Commentary

Public Choices

This article originally appeared in National Review Online on Sept. 6, 2005
It’s back-to-school time, and many of the adults trying to run American education have a lot to learn. They ought to start by memorizing a simple formula: increased federal funding leads to decreased educational flexibility, producing academic stagnation.

They definitely have not learned that lesson in Connecticut, where last month state Attorney General Richard Blumenthal launched the first-ever state lawsuit against the No Child Left Behind Act (NCLB), calling the Bush administration’s enforcement of the law “rigid, arbitrary and capricious.” Connecticut Governor Jodi Rell supports the suit and recently declared to a group of Connecticut teachers that rather than NCLB’s strict rules, “we want the leeway to let our schools perform.”

Connecticut’s problem is that it seems to want both more federal money and flexibility. “Our taxpayers are sagging under the crushing costs of local education,” Rell commented the day the lawsuit was announced. “What we don’t need is a new laundry list of things to do — with no new money to do them.”

The day after Connecticut filed its suit the Center for American Progress (CAP), a progressive Washington, D.C., think tank, released a report in which it too decried schools’ inflexibility but called for more federal funds.

The report, from CAP’s National Task Force on Public Education, starts off reasonably, arguing that a lot of our educational trouble can be attributed to the fact that “too much of our education system supports the status quo and a basic ‘one size fits all approach.’” Unfortunately, it soon contradicts itself, intoning that “tragically, the commitment to uniformity in expectations and standards for what students should be taught is not reflected in the K-12 education system.”

The result of this confused analysis is a proposal for the federal government to provide “leadership” and to spend at least $325 billion over ten years implementing numerous CAP-endorsed initiatives including universal pre-school and a “voluntary” national curriculum tied to expanded “national accountability measures.”

What both the Connecticut lawsuit and the CAP report demonstrate is the inability of policymakers to grasp history and understand that more federal money inevitably means more rules, and that neither of those things helps America’s schools.

Keep in mind that it was only in the last few decades, with passage of the Elementary and Secondary Education Act in 1965, that the federal government became deeply involved in American education. Once it was in, though, its “investment” increased by leaps and bounds. According to the most recent inflation-adjusted data from the National Center for Education Statistics, the federal investment in education ballooned by nearly 400 percent between 1965 and 2003, and by more than 500 percent at the elementary and secondary level.

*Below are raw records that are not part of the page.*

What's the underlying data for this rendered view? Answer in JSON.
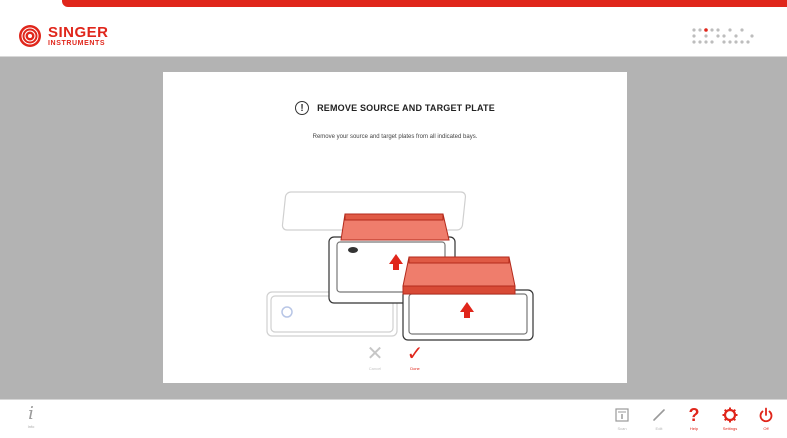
{
  "brand": {
    "name": "SINGER",
    "subtitle": "INSTRUMENTS",
    "color": "#e0261b"
  },
  "dialog": {
    "title": "REMOVE SOURCE AND TARGET PLATE",
    "message": "Remove your source and target plates from all indicated bays.",
    "cancel_label": "Cancel",
    "done_label": "Done"
  },
  "footer": {
    "info_label": "Info",
    "buttons": [
      {
        "label": "Scan",
        "icon": "scan-icon",
        "active": false
      },
      {
        "label": "Edit",
        "icon": "pencil-icon",
        "active": false
      },
      {
        "label": "Help",
        "icon": "question-icon",
        "active": true
      },
      {
        "label": "Settings",
        "icon": "gear-icon",
        "active": true
      },
      {
        "label": "Off",
        "icon": "power-icon",
        "active": true
      }
    ]
  },
  "colors": {
    "accent": "#e0261b",
    "plate_highlight": "#ef7d6c",
    "background": "#b3b3b3"
  }
}
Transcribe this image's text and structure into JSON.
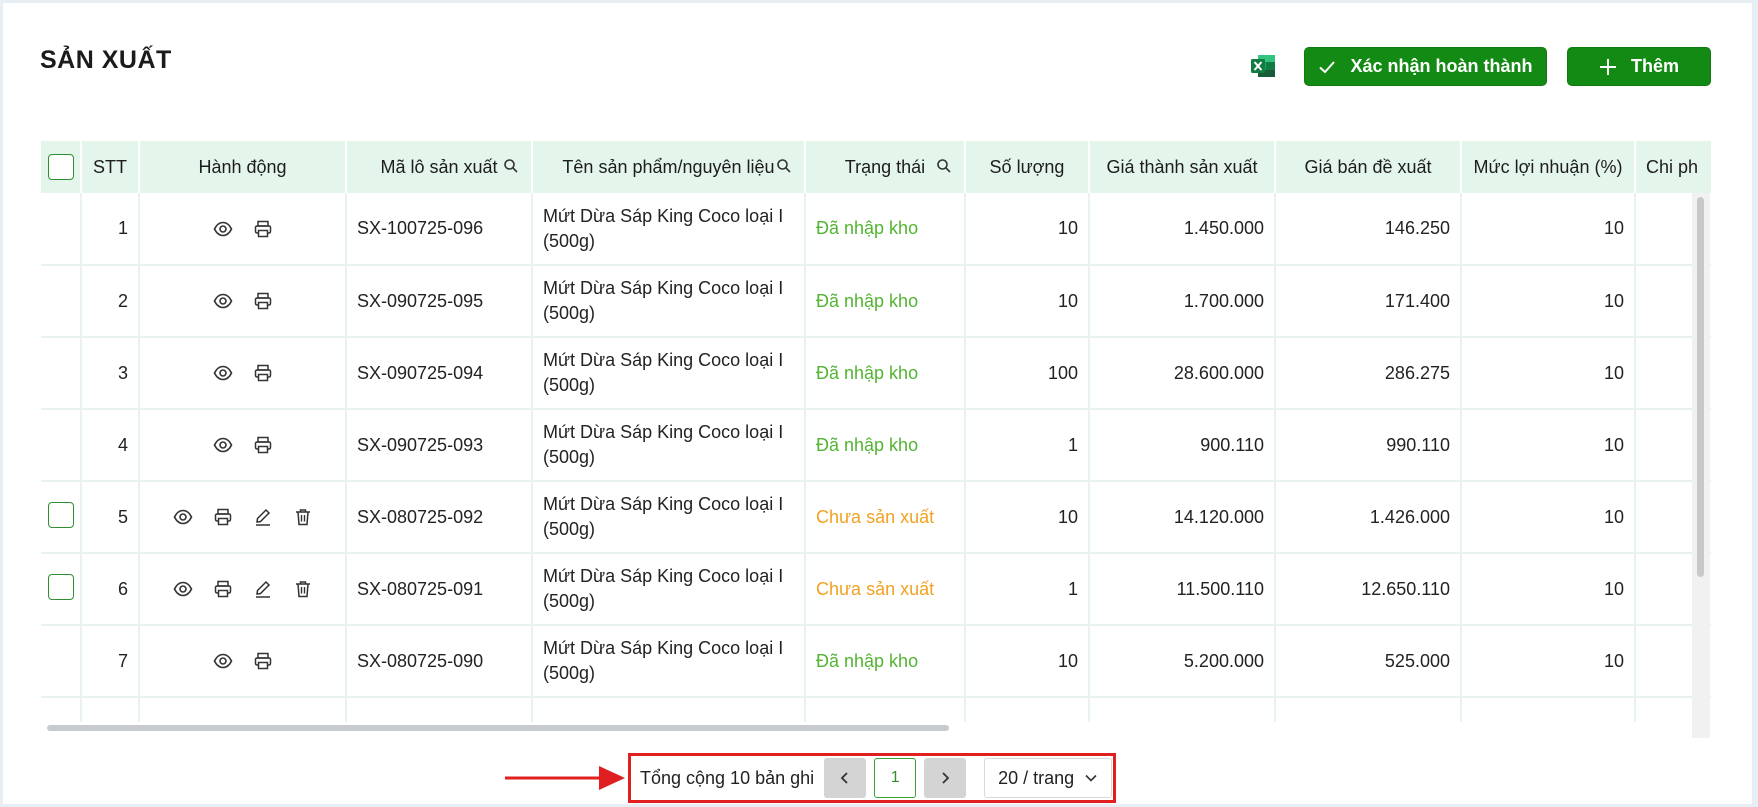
{
  "page": {
    "title": "SẢN XUẤT"
  },
  "toolbar": {
    "confirm_label": "Xác nhận hoàn thành",
    "add_label": "Thêm"
  },
  "colors": {
    "primary": "#138a13",
    "header_bg": "#e4f5eb",
    "status_done": "#52b533",
    "status_pending": "#f2a122"
  },
  "table": {
    "columns": {
      "stt": "STT",
      "actions": "Hành động",
      "batch": "Mã lô sản xuất",
      "product": "Tên sản phẩm/nguyên liệu",
      "status": "Trạng thái",
      "qty": "Số lượng",
      "cost": "Giá thành sản xuất",
      "price": "Giá bán đề xuất",
      "profit": "Mức lợi nhuận (%)",
      "extra": "Chi ph"
    },
    "rows": [
      {
        "stt": "1",
        "batch": "SX-100725-096",
        "product": "Mứt Dừa Sáp King Coco loại I (500g)",
        "status": "Đã nhập kho",
        "status_type": "done",
        "qty": "10",
        "cost": "1.450.000",
        "price": "146.250",
        "profit": "10",
        "editable": false
      },
      {
        "stt": "2",
        "batch": "SX-090725-095",
        "product": "Mứt Dừa Sáp King Coco loại I (500g)",
        "status": "Đã nhập kho",
        "status_type": "done",
        "qty": "10",
        "cost": "1.700.000",
        "price": "171.400",
        "profit": "10",
        "editable": false
      },
      {
        "stt": "3",
        "batch": "SX-090725-094",
        "product": "Mứt Dừa Sáp King Coco loại I (500g)",
        "status": "Đã nhập kho",
        "status_type": "done",
        "qty": "100",
        "cost": "28.600.000",
        "price": "286.275",
        "profit": "10",
        "editable": false
      },
      {
        "stt": "4",
        "batch": "SX-090725-093",
        "product": "Mứt Dừa Sáp King Coco loại I (500g)",
        "status": "Đã nhập kho",
        "status_type": "done",
        "qty": "1",
        "cost": "900.110",
        "price": "990.110",
        "profit": "10",
        "editable": false
      },
      {
        "stt": "5",
        "batch": "SX-080725-092",
        "product": "Mứt Dừa Sáp King Coco loại I (500g)",
        "status": "Chưa sản xuất",
        "status_type": "pending",
        "qty": "10",
        "cost": "14.120.000",
        "price": "1.426.000",
        "profit": "10",
        "editable": true
      },
      {
        "stt": "6",
        "batch": "SX-080725-091",
        "product": "Mứt Dừa Sáp King Coco loại I (500g)",
        "status": "Chưa sản xuất",
        "status_type": "pending",
        "qty": "1",
        "cost": "11.500.110",
        "price": "12.650.110",
        "profit": "10",
        "editable": true
      },
      {
        "stt": "7",
        "batch": "SX-080725-090",
        "product": "Mứt Dừa Sáp King Coco loại I (500g)",
        "status": "Đã nhập kho",
        "status_type": "done",
        "qty": "10",
        "cost": "5.200.000",
        "price": "525.000",
        "profit": "10",
        "editable": false
      }
    ]
  },
  "pagination": {
    "total_text": "Tổng cộng 10 bản ghi",
    "current_page": "1",
    "page_size": "20 / trang"
  }
}
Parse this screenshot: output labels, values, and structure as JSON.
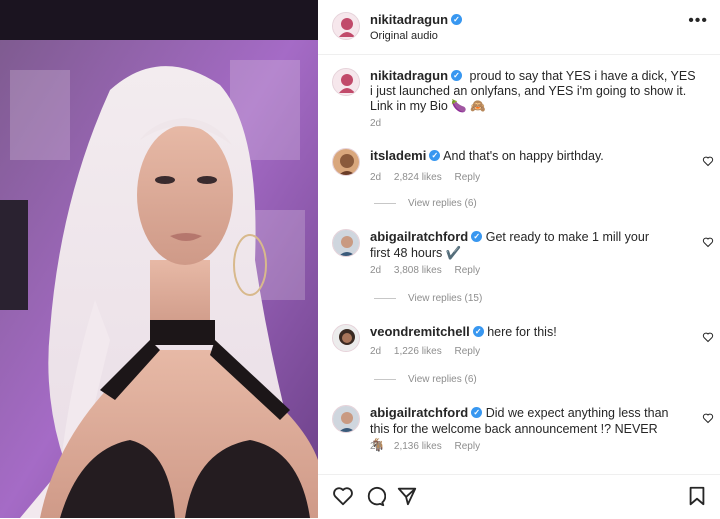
{
  "post": {
    "username": "nikitadragun",
    "audio": "Original audio",
    "more_icon": "more-horizontal-icon",
    "caption": "proud to say that YES i have a dick, YES i just launched an onlyfans, and YES i'm going to show it. Link in my Bio 🍆 🙈",
    "caption_date": "2d"
  },
  "comments": [
    {
      "username": "itslademi",
      "text": "And that's on happy birthday.",
      "date": "2d",
      "likes": "2,824 likes",
      "reply": "Reply",
      "view_replies": "View replies (6)"
    },
    {
      "username": "abigailratchford",
      "text": "Get ready to make 1 mill your first 48 hours ✔️",
      "date": "2d",
      "likes": "3,808 likes",
      "reply": "Reply",
      "view_replies": "View replies (15)"
    },
    {
      "username": "veondremitchell",
      "text": "here for this!",
      "date": "2d",
      "likes": "1,226 likes",
      "reply": "Reply",
      "view_replies": "View replies (6)"
    },
    {
      "username": "abigailratchford",
      "text": "Did we expect anything less than this for the welcome back announcement !? NEVER 🐐",
      "date": "2d",
      "likes": "2,136 likes",
      "reply": "Reply"
    }
  ],
  "icons": {
    "like": "heart-icon",
    "comment": "comment-icon",
    "share": "send-icon",
    "save": "bookmark-icon",
    "verified": "verified-badge-icon"
  },
  "colors": {
    "verified": "#3897f0",
    "muted_text": "#8e8e8e",
    "media_bg": "#8a4fa8"
  }
}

Federal meddling in education has grown with its funding. Over the last 40 years, despite the presence of a clause prohibiting federal control of education in almost all legislation passed in that time, as the federal government expended more money on the schools it heaped ever greater requirements onto the funds. Today its dictates are so extensive that Washington tells districts whether their teachers are qualified and their reading curriculum is acceptable, and requires schools to provide lessons on the Constitution every September 17, the anniversary of the signing of that once-respected document.

Despite this incredible growth in federal funding and “leadership,” academic achievement has largely stagnated. The latest National Assessment of Educational Progress “Trends in Academic Progress” report reveals the sad truth. In 1971 seventeen-year-olds had an average score of 285 out of 500 points on the NAEP reading assessment. In 2004 the average wasn’t a single point higher. Nine-year-olds’ scores increased the most of any age group in reading, but their average only rose by slightly over 5 percent. Overall the improvements in math were higher, but were also nowhere near commensurate with federal spending increases.

What is critical for policymakers and voters to understand is that, contrary to Connecticut’s complaint, the federal government does not simply force states to do as they’re told. It buys compliance, attaching any and all requirements it wants schools to follow to the taxpayer money that states “voluntarily” accept. And, of course, the more money it supplies, the more rules and regulations it creates.

States aren’t going to be able to have it both ways. They can either take federal money and give up on flexibility, or they can demand flexibility by telling Washington to get out of the education business. What they can’t do is the impossible: fixing our “one size fits all” schools by demanding ever more federal dollars.

Neal McCluskey is a policy analyst with the Center for Educational Freedom at the Cato Institute.